I also was not consistently serious (that day and previous days) about where my guns pointed in my basement (do not point your firearm at anything you do not wish to destroy). There is a water heater down there, a television, washer and dryer, circuit breaker, and a main water line. Though the line was hidden for most of its length on that wall by the pegboard, pegboard does not stop bullets. Indeed, this brings up a third rule I broke: always know your target and what’s beyond it.
I must add that I was essentially running on fumes at that point in the day and had no business handling firearms, much less performing some sort of “test” on them to determine the characteristics of their trigger pulls.
For me, no incident like that I have described above can take place without some changes taking place afterwards. What have I done?
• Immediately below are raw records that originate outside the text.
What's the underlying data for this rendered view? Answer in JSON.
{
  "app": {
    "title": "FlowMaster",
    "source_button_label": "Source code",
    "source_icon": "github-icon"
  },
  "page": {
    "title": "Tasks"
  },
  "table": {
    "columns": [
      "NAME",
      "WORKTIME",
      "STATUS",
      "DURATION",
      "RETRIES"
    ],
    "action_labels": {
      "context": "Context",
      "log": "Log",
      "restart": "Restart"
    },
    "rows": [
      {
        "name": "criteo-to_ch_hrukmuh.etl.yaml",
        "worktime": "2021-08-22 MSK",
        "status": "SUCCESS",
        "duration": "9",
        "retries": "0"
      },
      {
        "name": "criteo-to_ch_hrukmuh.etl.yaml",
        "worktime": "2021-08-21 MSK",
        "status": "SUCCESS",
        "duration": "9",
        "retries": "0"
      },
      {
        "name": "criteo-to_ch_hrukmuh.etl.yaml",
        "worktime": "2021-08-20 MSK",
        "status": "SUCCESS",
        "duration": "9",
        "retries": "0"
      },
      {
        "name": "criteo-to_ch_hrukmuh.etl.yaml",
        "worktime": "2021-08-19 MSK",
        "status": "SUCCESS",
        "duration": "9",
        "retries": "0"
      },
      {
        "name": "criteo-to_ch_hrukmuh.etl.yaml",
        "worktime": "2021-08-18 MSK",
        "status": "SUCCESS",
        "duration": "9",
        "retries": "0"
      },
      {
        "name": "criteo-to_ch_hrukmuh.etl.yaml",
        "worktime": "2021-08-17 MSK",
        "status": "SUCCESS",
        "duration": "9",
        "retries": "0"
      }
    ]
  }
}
1. I now have a dedicated “target” for dry-practice (5 gallon bucket of sand).
2. I now use a system to identify which pistols in the safe are loaded (they are each in a holster with blue painters tape around the grip and holster body).
3. ALL firearms in the safe are, despite #2 above, assumed to ALWAYS be loaded and are checked using the method I borrowed from Paul Howe (checking visually once, then looking away, then checking again, and then also checking by feel).
4. No handling of firearms when overly tired. I force myself to shut this aspect of my life down, which is admittedly tough, as one of the only times of day I can clean, handle, or work on my firearms is after the kids are asleep. Nevertheless, the consequences of carelessness are far too serious.
I used to think that I would never have an ND, that NDs are for idiots who do not know what they are doing. Then I had one, and all I could do was pronounce myself just such an idiot. Now, after reading about Massad Ayoob’s recent ND, and at the risk of sounding defeatist or that it is somehow “acceptable” to have one, I do believe that a negligent discharge is a very likely event to happen to anyone who handles firearms.
So please, learn from my story. No one is by some natural law “immune” from negligent discharges, nor does experience really matter. It is only by STRICTLY adhering to the rules of firearms safety that the dreaded ND can be avoided. Do yourself, your family, and your friends a favor and do what you need to do to avoid….well, to avoid being me.
As always, thanks for reading. If you have any questions or comments, please post them below or on our Facebook page, as we always welcome civil discourse.